Eating Right for Dental Health: What to Consume and Avoid
Dental health starts in the...kitchen? You read that correctly! Of course, brushing, flossing, and regular
dental visits are important, but they aren't the only things to consider when it comes to keeping your pearly whites in tiptop shape.
Most people understand that they should limit the sweets and candy they take in, but beyond sugary foods, what should and shouldn't you be consuming? Here are some do's and don'ts to help you eat right for your oral health.
The Do's of Eating for Dental Health
To promote good oral health, the majority of your diet should consist of the following foods:
Fiber Rich Fruits and Vegetables – These scrub bacteria off teeth while stimulating saliva flow to neutralize acids that can damage teeth. Examples of fruits and vegetables you should eat are apples, carrots, celery, and other water-based options.

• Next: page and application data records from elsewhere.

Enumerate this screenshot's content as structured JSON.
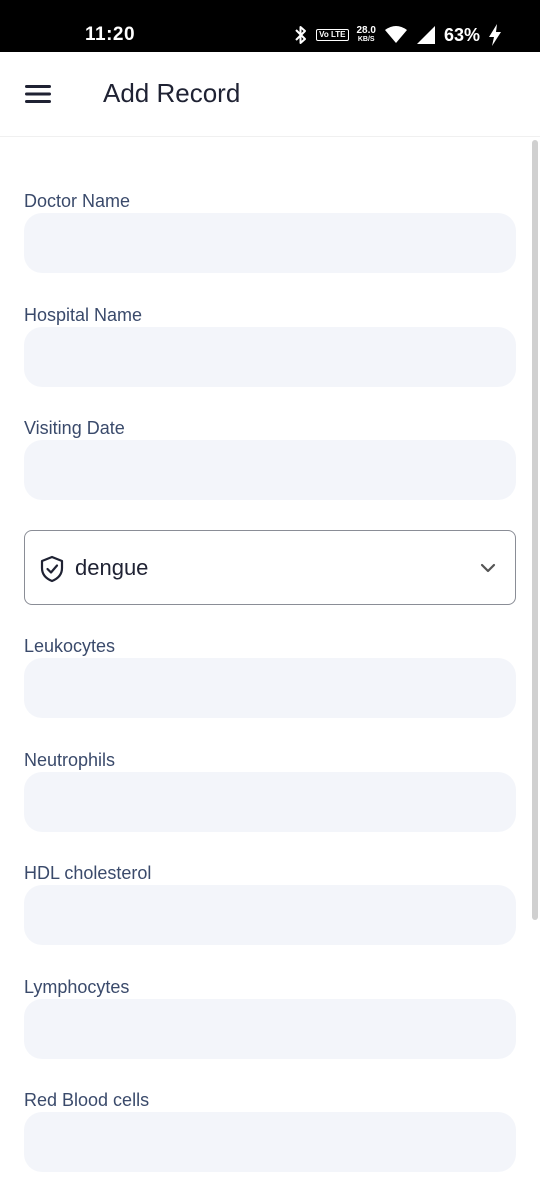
{
  "status_bar": {
    "time": "11:20",
    "volte": "Vo LTE",
    "speed_value": "28.0",
    "speed_unit": "KB/S",
    "battery": "63%"
  },
  "app_bar": {
    "title": "Add Record",
    "menu_icon": "hamburger-menu-icon"
  },
  "form": {
    "doctor_name": {
      "label": "Doctor Name",
      "value": ""
    },
    "hospital_name": {
      "label": "Hospital Name",
      "value": ""
    },
    "visiting_date": {
      "label": "Visiting Date",
      "value": ""
    },
    "disease_select": {
      "value": "dengue",
      "icon": "shield-check-icon"
    },
    "leukocytes": {
      "label": "Leukocytes",
      "value": ""
    },
    "neutrophils": {
      "label": "Neutrophils",
      "value": ""
    },
    "hdl_cholesterol": {
      "label": "HDL cholesterol",
      "value": ""
    },
    "lymphocytes": {
      "label": "Lymphocytes",
      "value": ""
    },
    "red_blood_cells": {
      "label": "Red Blood cells",
      "value": ""
    }
  },
  "colors": {
    "label": "#3a4a6b",
    "input_bg": "#f3f5fa",
    "title": "#1f2233"
  }
}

Water – Water protects teeth and gums by stimulating the production of saliva, thereby reducing sugars and bacteria left on the teeth. Of course, water is a great alternative for soft drinks or other sugary beverages too.
Dairy Products – Dairy products are absolutely a "do"! Calcium, phosphates, and vitamin D in dairy products help strengthen teeth and prevent tooth decay.

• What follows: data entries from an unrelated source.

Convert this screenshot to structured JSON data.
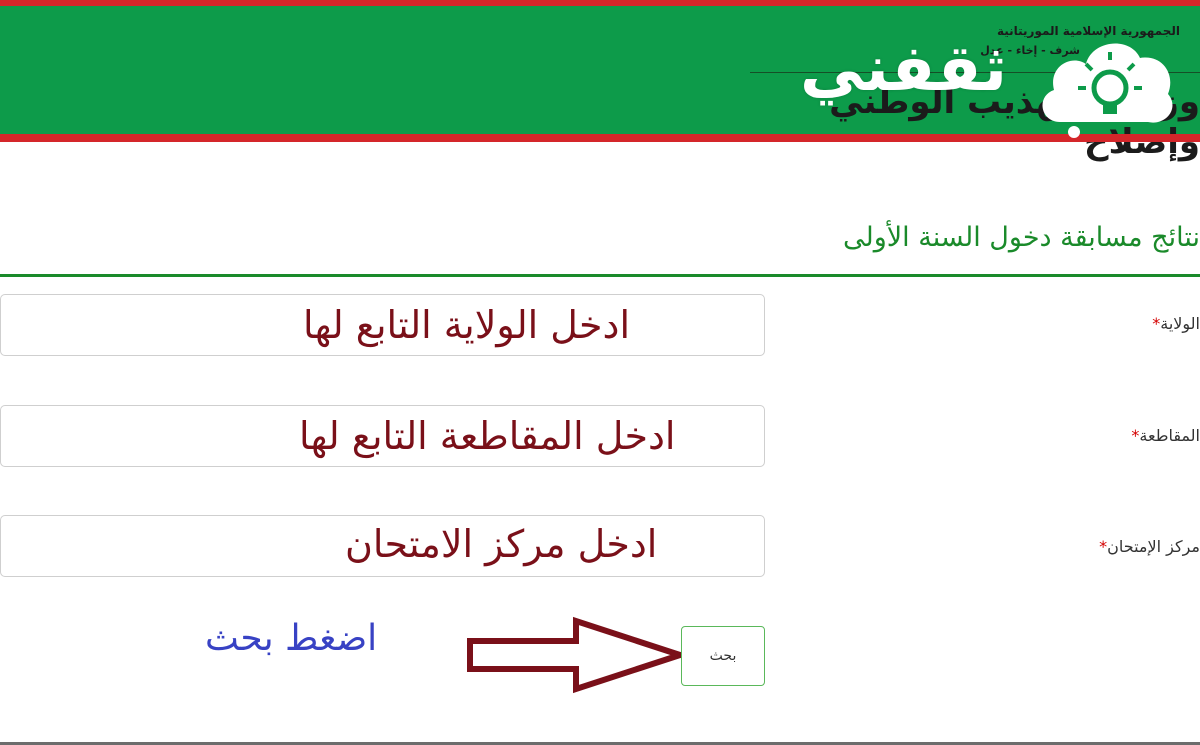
{
  "header": {
    "ministry_line1": "الجمهورية الإسلامية الموريتانية",
    "ministry_line2": "شرف - إخاء - عدل",
    "ministry_name": "وزارة التهذيب الوطني وإصلاح",
    "brand_word": "ثقفني",
    "brand_icon": "lightbulb-cloud-icon",
    "colors": {
      "green": "#0d9b4a",
      "red": "#d4262a",
      "title_green": "#1a8a2a",
      "hint_maroon": "#7a1019",
      "hint_blue": "#3842c4"
    }
  },
  "page_title": "نتائج مسابقة دخول السنة الأولى",
  "form": {
    "required_mark": "*",
    "state": {
      "label": "الولاية",
      "hint": "ادخل الولاية التابع لها"
    },
    "district": {
      "label": "المقاطعة",
      "hint": "ادخل المقاطعة التابع لها"
    },
    "center": {
      "label": "مركز الإمتحان",
      "hint": "ادخل مركز الامتحان"
    },
    "search_button": "بحث",
    "press_hint": "اضغط بحث",
    "arrow_icon": "arrow-right-icon"
  }
}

Nuts – Different nuts offer different oral health benefits. For example, peanuts provide calcium and vitamin D, whereas cashews stimulate saliva and help clean the teeth.

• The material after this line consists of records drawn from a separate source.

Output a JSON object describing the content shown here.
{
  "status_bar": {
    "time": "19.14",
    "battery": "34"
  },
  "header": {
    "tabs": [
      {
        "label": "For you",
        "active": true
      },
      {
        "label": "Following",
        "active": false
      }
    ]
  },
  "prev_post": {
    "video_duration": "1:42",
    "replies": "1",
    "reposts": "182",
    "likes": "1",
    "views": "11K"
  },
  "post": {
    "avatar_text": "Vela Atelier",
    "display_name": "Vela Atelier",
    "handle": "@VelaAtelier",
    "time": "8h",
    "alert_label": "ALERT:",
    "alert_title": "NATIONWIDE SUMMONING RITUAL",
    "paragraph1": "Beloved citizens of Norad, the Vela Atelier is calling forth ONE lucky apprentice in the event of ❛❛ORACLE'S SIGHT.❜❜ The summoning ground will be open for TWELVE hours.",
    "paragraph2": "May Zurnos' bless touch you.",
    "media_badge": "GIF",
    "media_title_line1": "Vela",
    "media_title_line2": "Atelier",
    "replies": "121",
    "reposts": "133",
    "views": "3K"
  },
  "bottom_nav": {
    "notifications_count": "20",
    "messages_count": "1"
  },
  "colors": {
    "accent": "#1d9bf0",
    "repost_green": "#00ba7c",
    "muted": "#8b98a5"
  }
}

Keep in mind that even healthy foods may contain sugar, so it's always important to brush your teeth twice a day.
The Don'ts of Eating for Dental Health
Knowing what you shouldn't eat often is as important as knowing what you should. While some healthy eating don'ts are obvious, some aren't as well known:
Candy and Sweets – Sticky sweets adhere to your teeth and can't be easily washed away by saliva. This can cause tooth decay, especially if you regularly snack on sweets between meals.
Starchy Carbohydrates – Bacteria feed on the simple sugars that are left by starchy carbohydrates like chips, pasta, bread, or crackers. These bacteria produce acid, which can cause plaque buildup and tooth decay over time.
Soft Drinks – Like sweets, most regular soft drinks are packed with sugar and even diet soft drinks contain harmful levels of phosphorous. This can wear down the enamel on your teeth and leave them susceptible to decay.
Acidic Foods – Acids in citrus foods and even pickles can also wear down enamel.
Dried Fruits and Juices – Both juices and dried fruits have highly concentrated levels of sugar that can cause problems similar to candy and sweets.
Eating Healthy for Your Teeth Means Eating in Moderation
You don't have to go to extremes. You can still enjoy many of the don'ts in moderation and if you brush directly after consuming them. Limiting the don'ts and focusing on the do's will not only give you a brighter smile, but also help to improve your overall health.